Programme finds huge change in public's attitude towards discussing personal issues
At a nightclub in Fujian , a young Sichuan native humiliates himself for a living.
He removes his clothes and shakes his 1.5-metre, 220kg frame for the audience in a nightly freak show organised by his father. If the punters are prepared to pay a little more, they can even touch the flabby skin on his massive body.
'He will always be useless,' his father said.
The 25-year-old, who works at a family-run teahouse, has long been the subject of contempt from family and strangers because of his obesity, and said he hated himself.
But his life could change after he and his father appeared on a new programme on China Central Television's Channel 12.
The show, Psychological Talk, is the first on the mainland to employ trained therapists to advise guests on a range of psychological and personal issues. Guests' problems are explored in front of a studio audience before possible solutions are discussed.
Show host Yang Fengchi, a faculty member of the Capital University of Medical Sciences, tested the father and son with a series of simple games. He then offered suggestions on how the son could overcome his self-loathing and how the father could gain respect for his child.
'You have to admit the fact you are really fat, but this does not mean the end of the world. You should face reality,' Professor Yang said. 'There are many ways to have a decent life, and you can achieve this even if you are fat.'
About 16 million people, or 1.23 per cent of the mainland population, are thought to be struggling with emotional and psychological problems, but most do not have access to counselling. A significant proportion does not even know what psychology is.
According to the China Disease Control Centre, each year about 250,000 people kill themselves on the mainland.
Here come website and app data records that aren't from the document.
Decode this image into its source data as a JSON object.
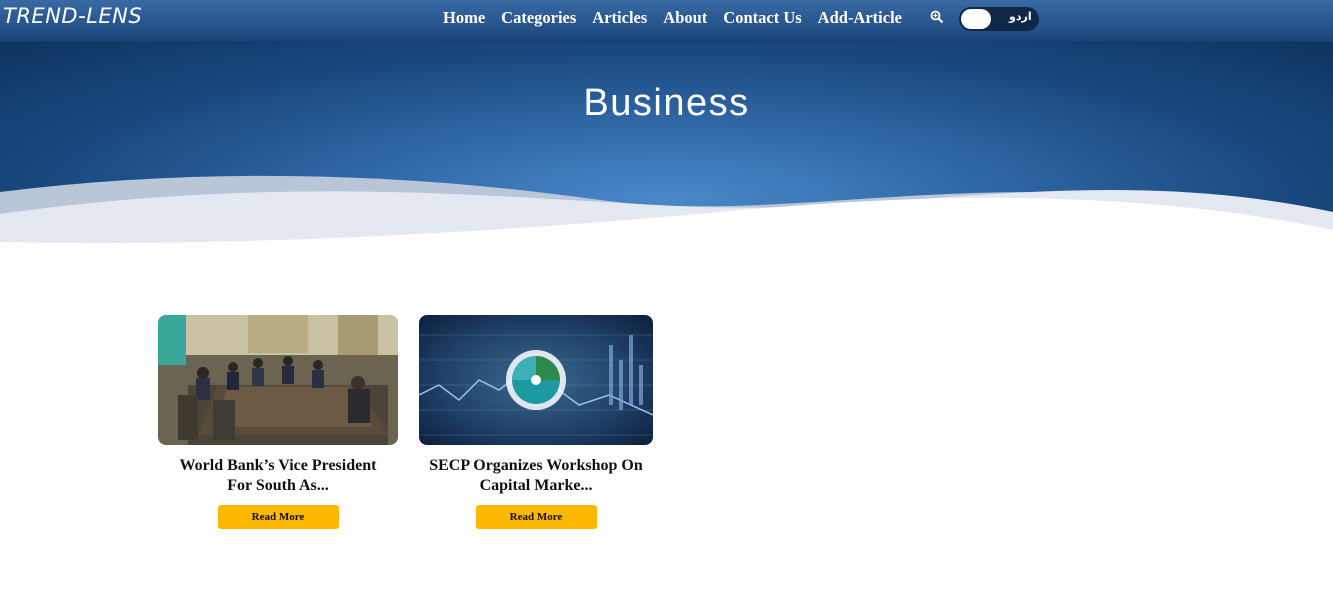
{
  "navbar": {
    "logo": "TREND-LENS",
    "links": [
      "Home",
      "Categories",
      "Articles",
      "About",
      "Contact Us",
      "Add-Article"
    ],
    "search_icon": "search-icon",
    "language_toggle": {
      "label": "اردو"
    }
  },
  "hero": {
    "title": "Business"
  },
  "articles": [
    {
      "title_line1": "World Bank’s Vice President",
      "title_line2": "For South As...",
      "button": "Read More"
    },
    {
      "title_line1": "SECP Organizes Workshop On",
      "title_line2": "Capital Marke...",
      "button": "Read More"
    }
  ],
  "colors": {
    "accent": "#ffb800",
    "nav": "#2b5a93",
    "hero": "#2f67a5"
  }
}
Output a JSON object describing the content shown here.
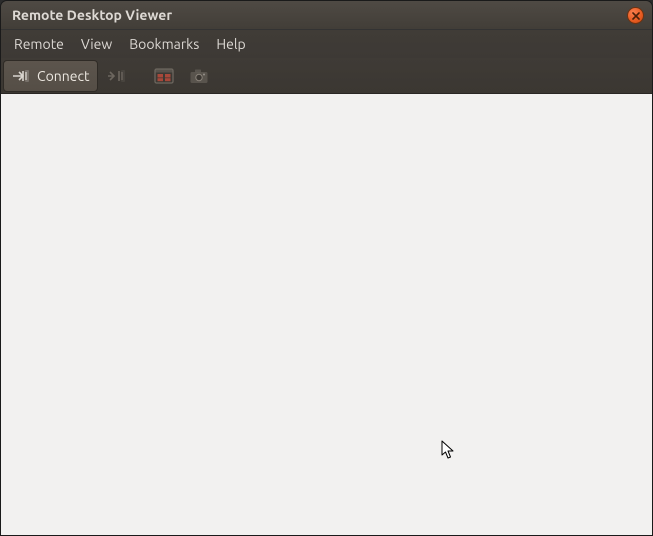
{
  "window": {
    "title": "Remote Desktop Viewer"
  },
  "menubar": {
    "items": [
      {
        "label": "Remote"
      },
      {
        "label": "View"
      },
      {
        "label": "Bookmarks"
      },
      {
        "label": "Help"
      }
    ]
  },
  "toolbar": {
    "connect_label": "Connect"
  }
}
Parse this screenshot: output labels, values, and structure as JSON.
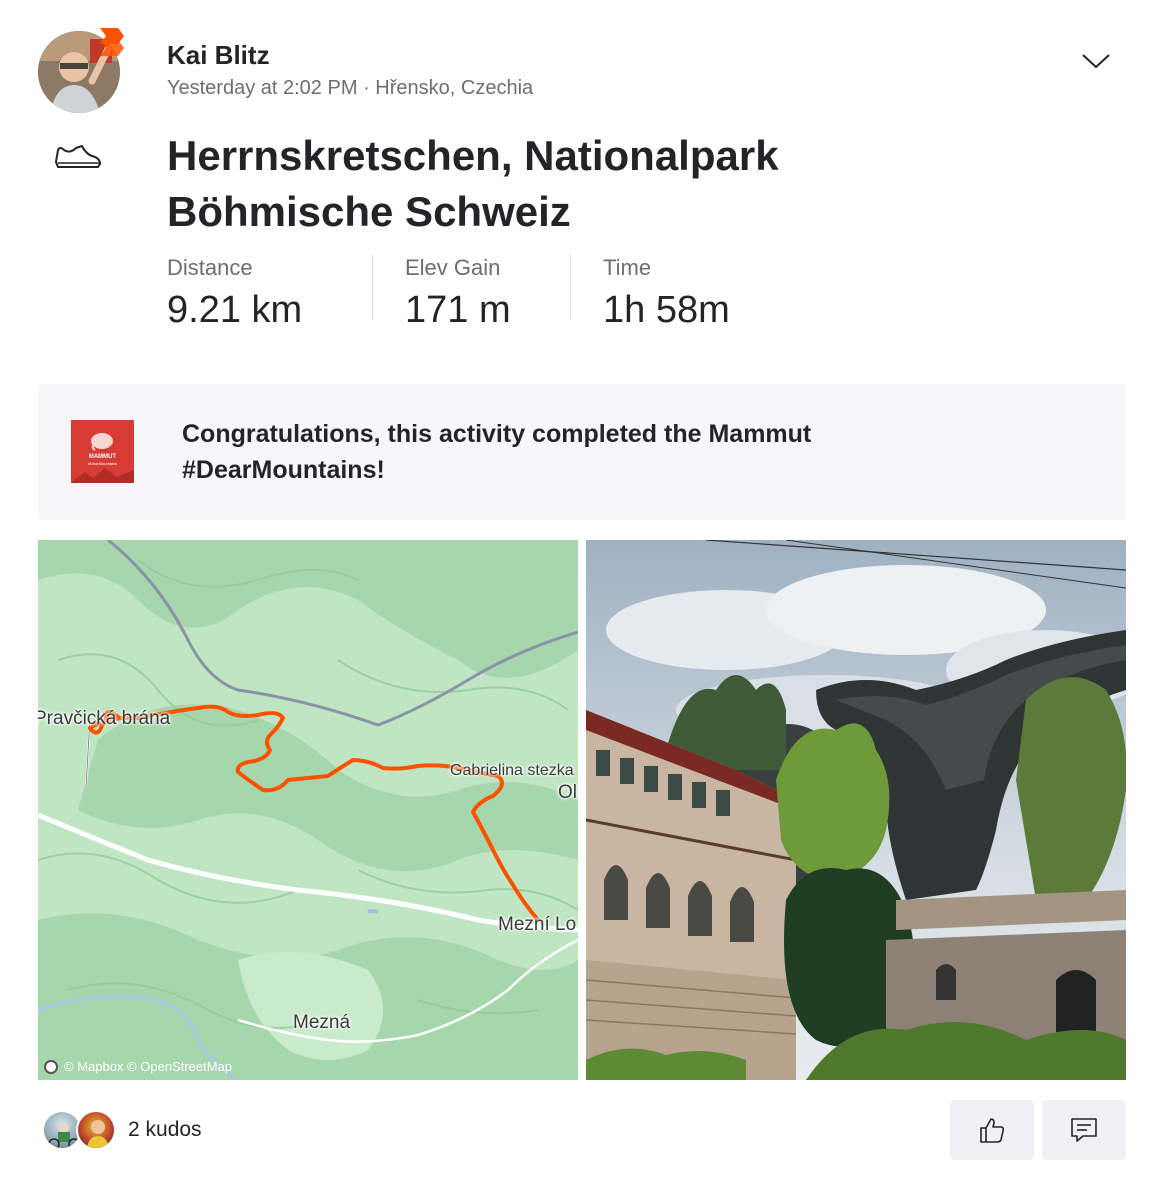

A survey of college students by the centre in September found that 16 to 25 per cent reported problems such as anxiety, fear, nervous exhaustion and depression.
Further, the poor mental health of Beijing's white-collar workers was exposed in a December survey, in which 89 per cent of respondents said they were stressed, anxious, tense and fatigued as a result of living in an insecure, competitive society.
Psychological Talk was launched quietly in December and did not initially attract much attention from viewers or the media. One CCTV source said the station deliberately opted for a low-key beginning after doing some market research. 'Some of us feared the programme would not survive long because people are reluctant to admit they are a 'patient with a psychological problem' - a phrase usually meant as a synonym for a lunatic,' the source said.
But Professor Yang, one of three psychologists invited to take part in the programme, said he had been confident audiences would embrace the show.
'The producer and directors did not expect the programme to survive long because they thought Chinese people were too shy and conservative to talk about their private life in public,' he said.
The doubters were proved wrong. After six weeks on the air, the show consistently rates well and is CCTV-12's most-watched programme.
Every day, dozens of people from around the nation call the programme's hotline, most of them keen to appear on the show.
'It's because there is strong demand among viewers for counselling and understanding of psychological problems,' Professor Yang said. 'Eighty per cent of Chinese people experience these kinds of problems during different stages of their lives.'
Rapid economic development and a diversity of ideologies have transformed the mainland into an increasingly competitive environment with significant cultural and social changes.
'People are starting to realise that mental health is crucial to a happy and healthy life and the programme is a good platform to spread understanding about psychology,' Professor Yang said.